▶ **Data listing**:
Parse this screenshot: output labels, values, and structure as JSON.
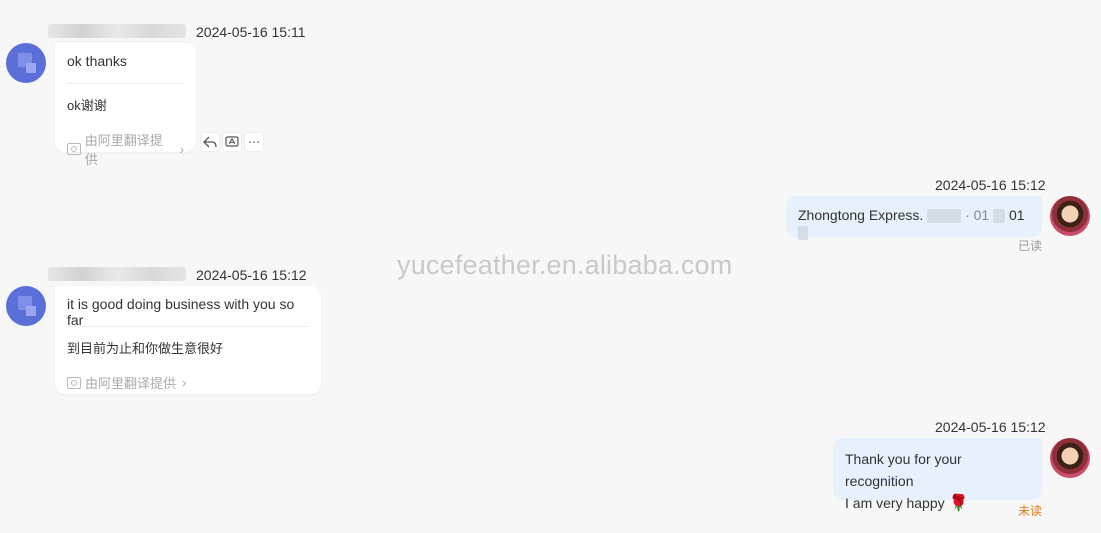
{
  "watermark": "yucefeather.en.alibaba.com",
  "messages": [
    {
      "timestamp": "2024-05-16 15:11",
      "original": "ok thanks",
      "translation": "ok谢谢",
      "provider": "由阿里翻译提供"
    },
    {
      "timestamp": "2024-05-16 15:12",
      "text_prefix": "Zhongtong Express.",
      "text_mid": "· 01",
      "text_suffix": "01",
      "status": "已读",
      "status_color": "#999999"
    },
    {
      "timestamp": "2024-05-16 15:12",
      "original": "it is good doing business with you so far",
      "translation": "到目前为止和你做生意很好",
      "provider": "由阿里翻译提供"
    },
    {
      "timestamp": "2024-05-16 15:12",
      "line1": "Thank you for your recognition",
      "line2": "I am very happy",
      "emoji": "🌹",
      "status": "未读",
      "status_color": "#e07a1a"
    }
  ],
  "toolbar": {
    "reply_icon": "reply-icon",
    "translate_icon": "translate-icon",
    "more_label": "⋯"
  },
  "colors": {
    "incoming_bg": "#ffffff",
    "outgoing_bg": "#e6f1fd",
    "avatar_blue": "#5b6fd8"
  }
}
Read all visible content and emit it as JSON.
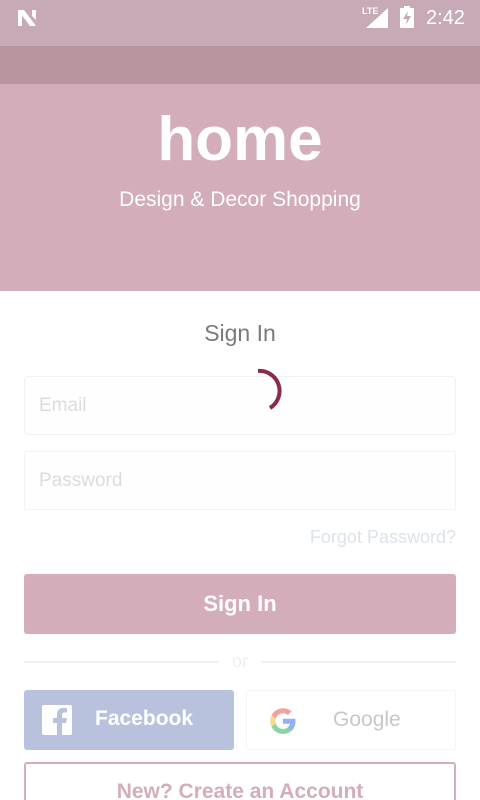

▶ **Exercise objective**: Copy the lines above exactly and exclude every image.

▶ **Output**:
Parse this screenshot: output labels, values, and structure as JSON.
{
  "watermark": "yucefeather.en.alibaba.com",
  "messages": [
    {
      "timestamp": "2024-05-16 15:11",
      "original": "ok thanks",
      "translation": "ok谢谢",
      "provider": "由阿里翻译提供"
    },
    {
      "timestamp": "2024-05-16 15:12",
      "text_prefix": "Zhongtong Express.",
      "text_mid": "· 01",
      "text_suffix": "01",
      "status": "已读",
      "status_color": "#999999"
    },
    {
      "timestamp": "2024-05-16 15:12",
      "original": "it is good doing business with you so far",
      "translation": "到目前为止和你做生意很好",
      "provider": "由阿里翻译提供"
    },
    {
      "timestamp": "2024-05-16 15:12",
      "line1": "Thank you for your recognition",
      "line2": "I am very happy",
      "emoji": "🌹",
      "status": "未读",
      "status_color": "#e07a1a"
    }
  ],
  "toolbar": {
    "reply_icon": "reply-icon",
    "translate_icon": "translate-icon",
    "more_label": "⋯"
  },
  "colors": {
    "incoming_bg": "#ffffff",
    "outgoing_bg": "#e6f1fd",
    "avatar_blue": "#5b6fd8"
  }
}
Read all visible content and emit it as JSON.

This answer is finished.